··· Record extracts
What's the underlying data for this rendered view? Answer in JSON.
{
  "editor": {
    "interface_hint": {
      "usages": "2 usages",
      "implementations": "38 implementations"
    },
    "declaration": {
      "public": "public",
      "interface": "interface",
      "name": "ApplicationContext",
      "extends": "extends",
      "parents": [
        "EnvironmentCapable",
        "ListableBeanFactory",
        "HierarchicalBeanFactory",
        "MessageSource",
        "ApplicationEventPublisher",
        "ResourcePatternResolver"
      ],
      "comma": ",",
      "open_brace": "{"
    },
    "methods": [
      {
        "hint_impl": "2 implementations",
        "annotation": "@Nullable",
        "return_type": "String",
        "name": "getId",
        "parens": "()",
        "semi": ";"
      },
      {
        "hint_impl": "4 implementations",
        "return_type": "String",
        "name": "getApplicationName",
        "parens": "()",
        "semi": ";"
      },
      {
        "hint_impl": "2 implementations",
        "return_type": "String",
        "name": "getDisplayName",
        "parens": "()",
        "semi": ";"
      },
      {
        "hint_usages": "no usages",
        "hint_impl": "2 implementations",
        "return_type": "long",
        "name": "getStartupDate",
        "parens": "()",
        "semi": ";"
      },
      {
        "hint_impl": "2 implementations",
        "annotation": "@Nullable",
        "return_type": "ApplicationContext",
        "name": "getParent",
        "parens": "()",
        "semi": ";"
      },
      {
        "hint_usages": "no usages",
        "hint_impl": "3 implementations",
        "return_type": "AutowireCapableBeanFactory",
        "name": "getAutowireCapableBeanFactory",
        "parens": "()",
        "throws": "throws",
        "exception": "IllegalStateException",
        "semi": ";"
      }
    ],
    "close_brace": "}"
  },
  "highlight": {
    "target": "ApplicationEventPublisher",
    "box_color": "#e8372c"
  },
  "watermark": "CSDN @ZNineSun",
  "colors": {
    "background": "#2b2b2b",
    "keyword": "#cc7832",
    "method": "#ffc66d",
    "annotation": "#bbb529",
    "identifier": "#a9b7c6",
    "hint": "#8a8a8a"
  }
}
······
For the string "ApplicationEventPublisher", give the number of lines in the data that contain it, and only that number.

• Answer: 2